**Goal of the exercise**
Whenever a line of the records below contains the word "KuronekoVX", copy that line.

**Material for this task**

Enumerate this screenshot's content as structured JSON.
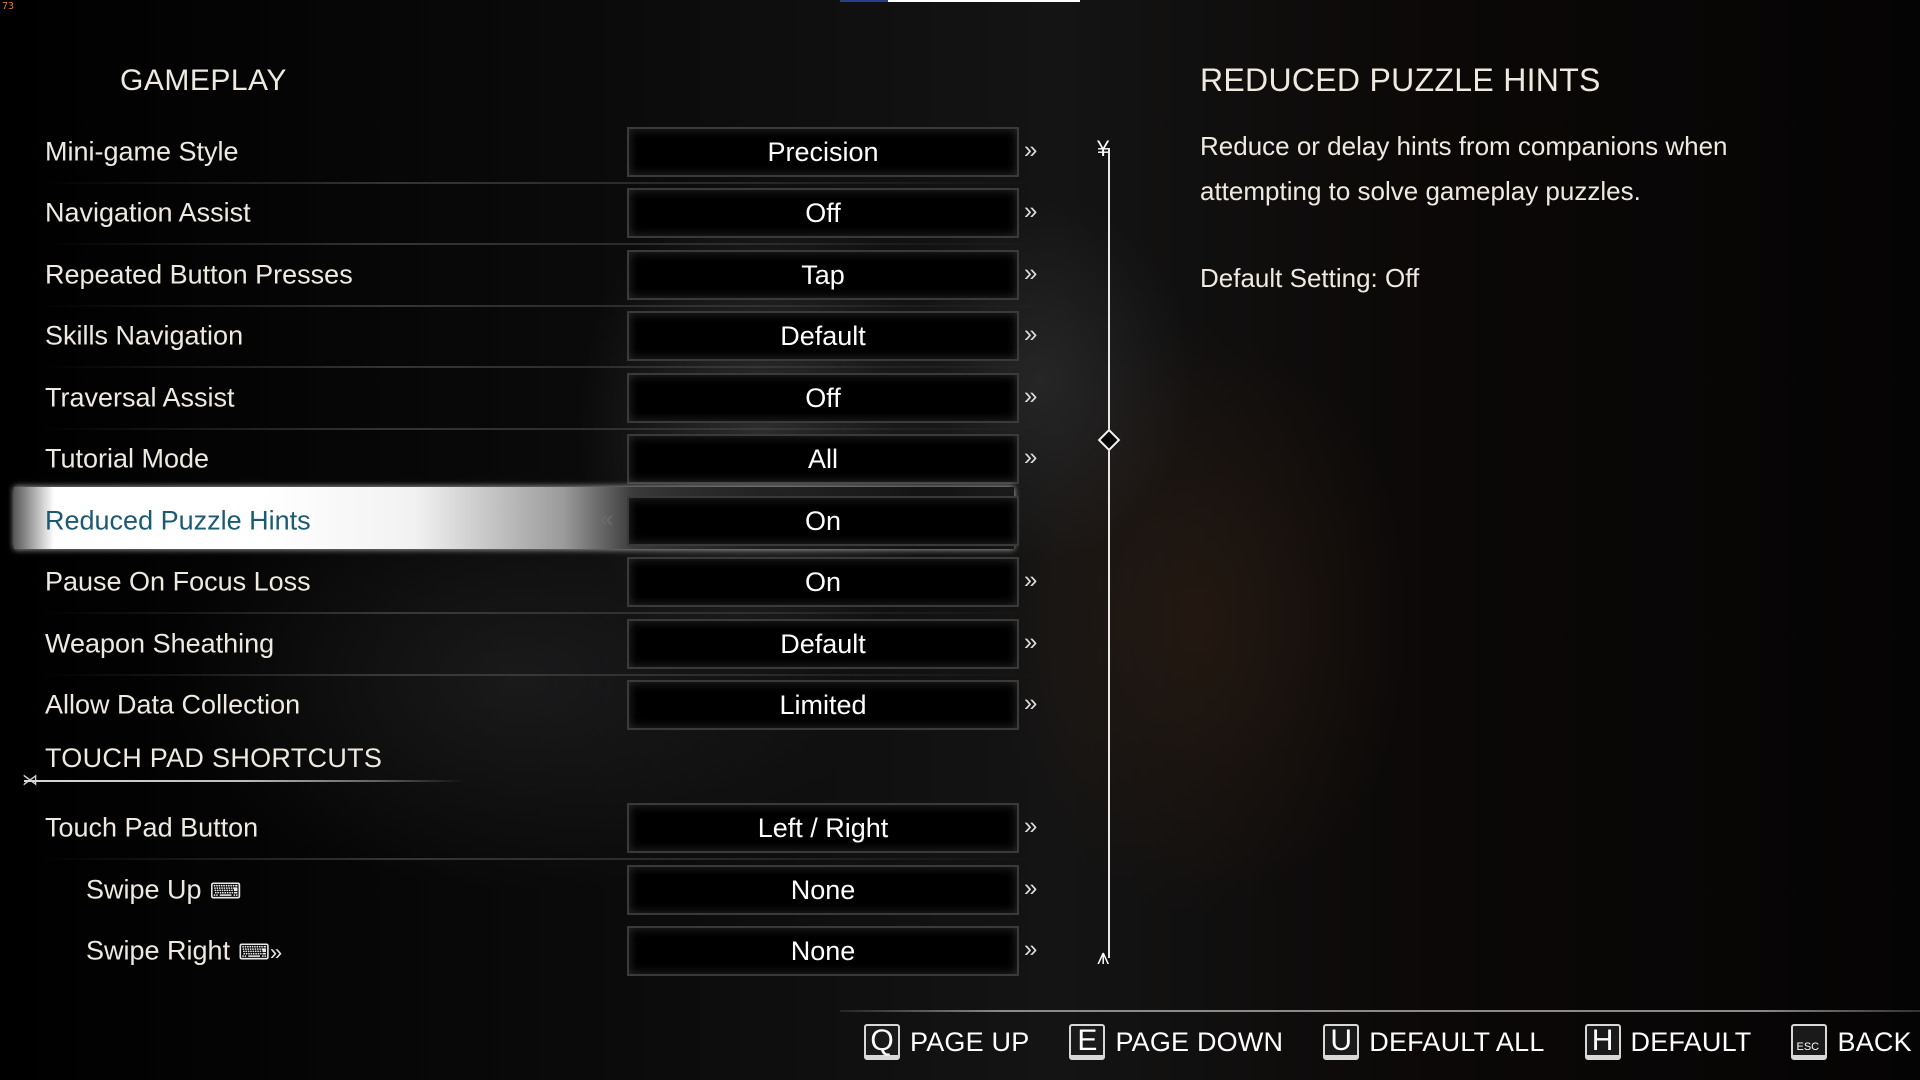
{
  "overlay": {
    "fps": "73",
    "top_progress": 0.2
  },
  "section": {
    "title": "GAMEPLAY"
  },
  "settings": [
    {
      "label": "Mini-game Style",
      "value": "Precision"
    },
    {
      "label": "Navigation Assist",
      "value": "Off"
    },
    {
      "label": "Repeated Button Presses",
      "value": "Tap"
    },
    {
      "label": "Skills Navigation",
      "value": "Default"
    },
    {
      "label": "Traversal Assist",
      "value": "Off"
    },
    {
      "label": "Tutorial Mode",
      "value": "All"
    },
    {
      "label": "Reduced Puzzle Hints",
      "value": "On",
      "selected": true
    },
    {
      "label": "Pause On Focus Loss",
      "value": "On"
    },
    {
      "label": "Weapon Sheathing",
      "value": "Default"
    },
    {
      "label": "Allow Data Collection",
      "value": "Limited"
    }
  ],
  "touchpad": {
    "title": "TOUCH PAD SHORTCUTS",
    "items": [
      {
        "label": "Touch Pad Button",
        "value": "Left / Right"
      },
      {
        "label": "Swipe Up",
        "value": "None",
        "icon": "touchpad-swipe-up-icon"
      },
      {
        "label": "Swipe Right",
        "value": "None",
        "icon": "touchpad-swipe-right-icon"
      }
    ]
  },
  "icons": {
    "next": "»",
    "prev": "«",
    "swipe_up": "⌨",
    "swipe_right": "⌨»"
  },
  "scrollbar": {
    "position": 0.36
  },
  "detail": {
    "title": "REDUCED PUZZLE HINTS",
    "description": "Reduce or delay hints from companions when attempting to solve gameplay puzzles.",
    "default_setting": "Default Setting: Off"
  },
  "footer": [
    {
      "key": "Q",
      "label": "PAGE UP"
    },
    {
      "key": "E",
      "label": "PAGE DOWN"
    },
    {
      "key": "U",
      "label": "DEFAULT ALL"
    },
    {
      "key": "H",
      "label": "DEFAULT"
    },
    {
      "key": "ESC",
      "label": "BACK"
    }
  ]
}
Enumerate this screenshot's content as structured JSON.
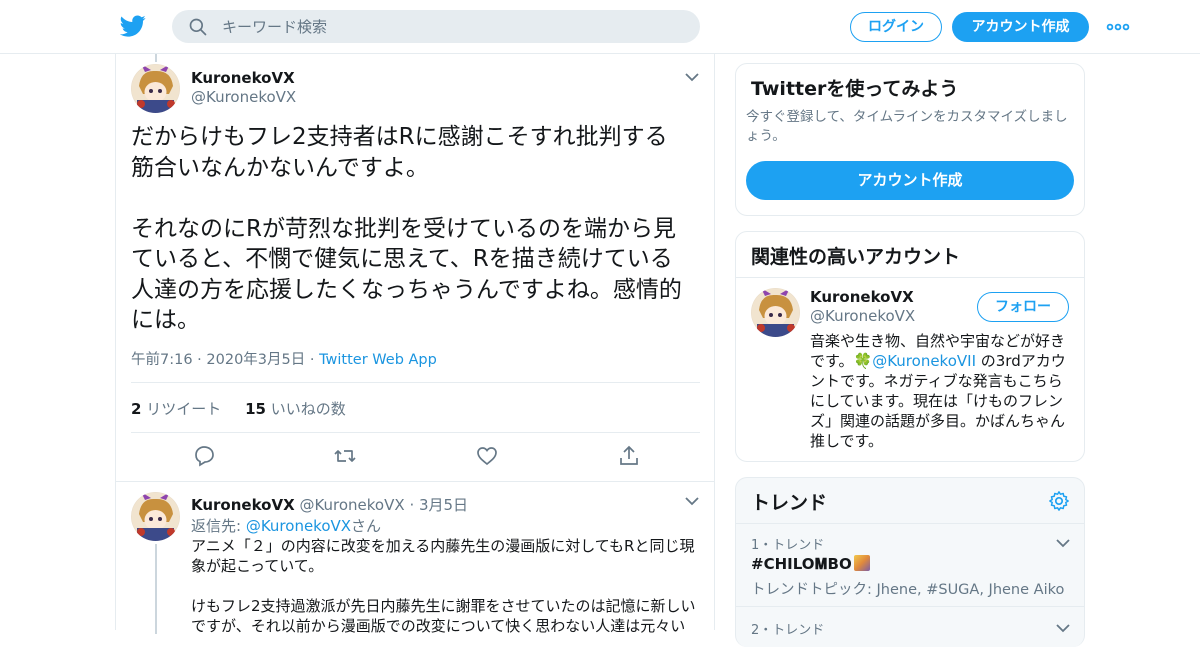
{
  "header": {
    "search_placeholder": "キーワード検索",
    "login_label": "ログイン",
    "signup_label": "アカウント作成"
  },
  "tweet": {
    "author_name": "KuronekoVX",
    "author_handle": "@KuronekoVX",
    "text": "だからけもフレ2支持者はRに感謝こそすれ批判する\n筋合いなんかないんですよ。\n\nそれなのにRが苛烈な批判を受けているのを端から見\nていると、不憫で健気に思えて、Rを描き続けている\n人達の方を応援したくなっちゃうんですよね。感情的\nには。",
    "timestamp": "午前7:16 · 2020年3月5日",
    "meta_sep": " · ",
    "source": "Twitter Web App",
    "retweet_count": "2",
    "retweet_label": "リツイート",
    "like_count": "15",
    "like_label": "いいねの数"
  },
  "reply": {
    "author_name": "KuronekoVX",
    "author_handle": "@KuronekoVX",
    "date": "· 3月5日",
    "reply_prefix": "返信先: ",
    "reply_to": "@KuronekoVX",
    "reply_suffix": "さん",
    "text": "アニメ「２」の内容に改変を加える内藤先生の漫画版に対してもRと同じ現\n象が起こっていて。\n\nけもフレ2支持過激派が先日内藤先生に謝罪をさせていたのは記憶に新しい\nですが、それ以前から漫画版での改変について快く思わない人達は元々い"
  },
  "signup_card": {
    "title": "Twitterを使ってみよう",
    "description": "今すぐ登録して、タイムラインをカスタマイズしましょう。",
    "button_label": "アカウント作成"
  },
  "related_card": {
    "title": "関連性の高いアカウント",
    "name": "KuronekoVX",
    "handle": "@KuronekoVX",
    "follow_label": "フォロー",
    "bio_before": "音楽や生き物、自然や宇宙などが好きです。",
    "bio_clover": "🍀",
    "bio_mention": "@KuronekoVII",
    "bio_after": " の3rdアカウントです。ネガティブな発言もこちらにしています。現在は「けものフレンズ」関連の話題が多目。かばんちゃん推しです。"
  },
  "trends_card": {
    "title": "トレンド",
    "items": [
      {
        "meta": "1・トレンド",
        "name": "#CHILO𝐌BO",
        "topic": "トレンドトピック: Jhene, #SUGA, Jhene Aiko"
      },
      {
        "meta": "2・トレンド"
      }
    ]
  },
  "colors": {
    "accent": "#1da1f2",
    "link": "#1b95e0",
    "secondary_text": "#657786",
    "border": "#e6ecf0"
  }
}
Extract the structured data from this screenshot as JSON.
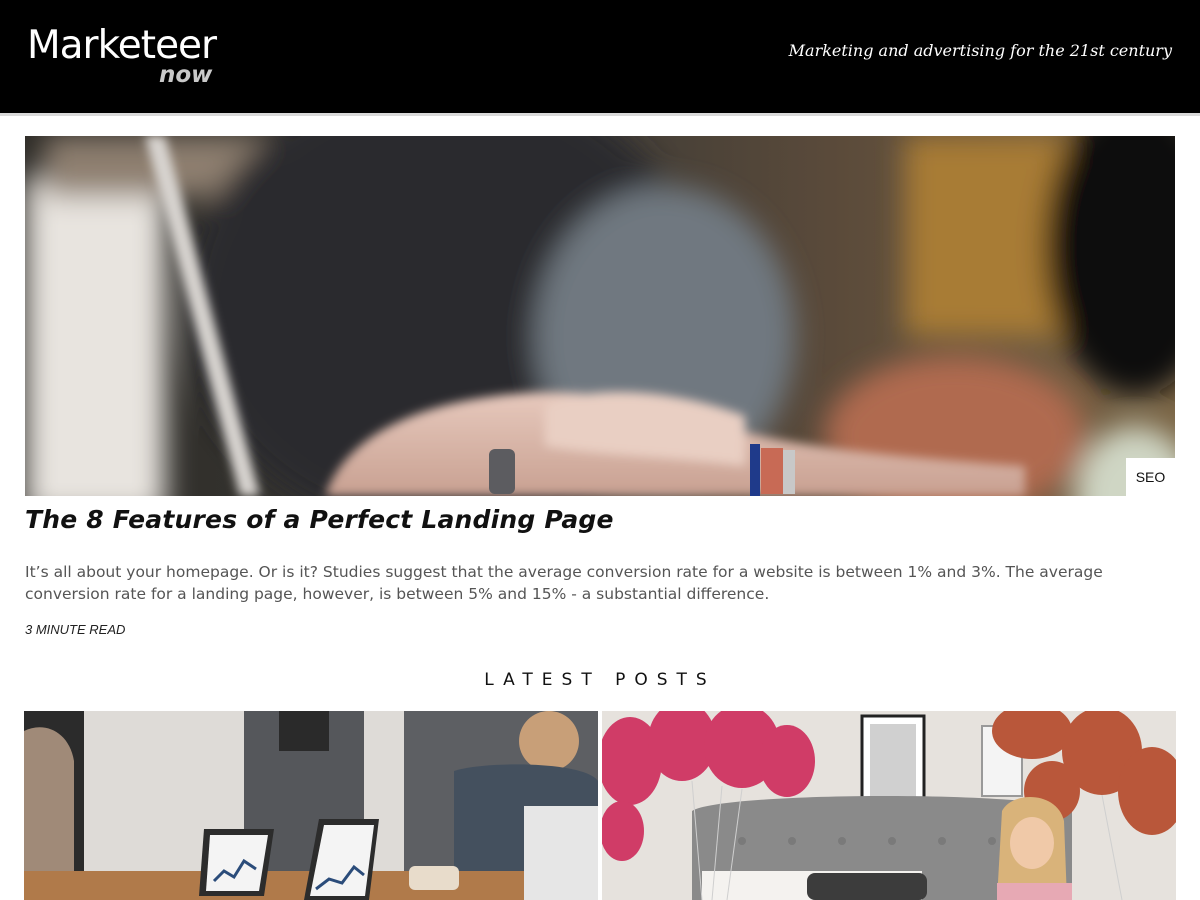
{
  "site": {
    "logo_main": "Marketeer",
    "logo_sub": "now",
    "tagline": "Marketing and advertising for the 21st century"
  },
  "featured": {
    "category": "SEO",
    "title": "The 8 Features of a Perfect Landing Page",
    "excerpt": "It’s all about your homepage. Or is it? Studies suggest that the average conversion rate for a website is between 1% and 3%. The average conversion rate for a landing page, however, is between 5% and 15% - a substantial difference.",
    "read_time": "3 MINUTE READ"
  },
  "latest": {
    "heading": "LATEST POSTS"
  },
  "colors": {
    "header_bg": "#000000",
    "header_border": "#d9d9d9",
    "body_text": "#555555"
  }
}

**Solution to the problem**
    "author_name": "KuronekoVX",
    "author_handle": "@KuronekoVX",
    "author_name": "KuronekoVX",
    "author_handle": "@KuronekoVX",
    "reply_to": "@KuronekoVX",
    "name": "KuronekoVX",
    "handle": "@KuronekoVX",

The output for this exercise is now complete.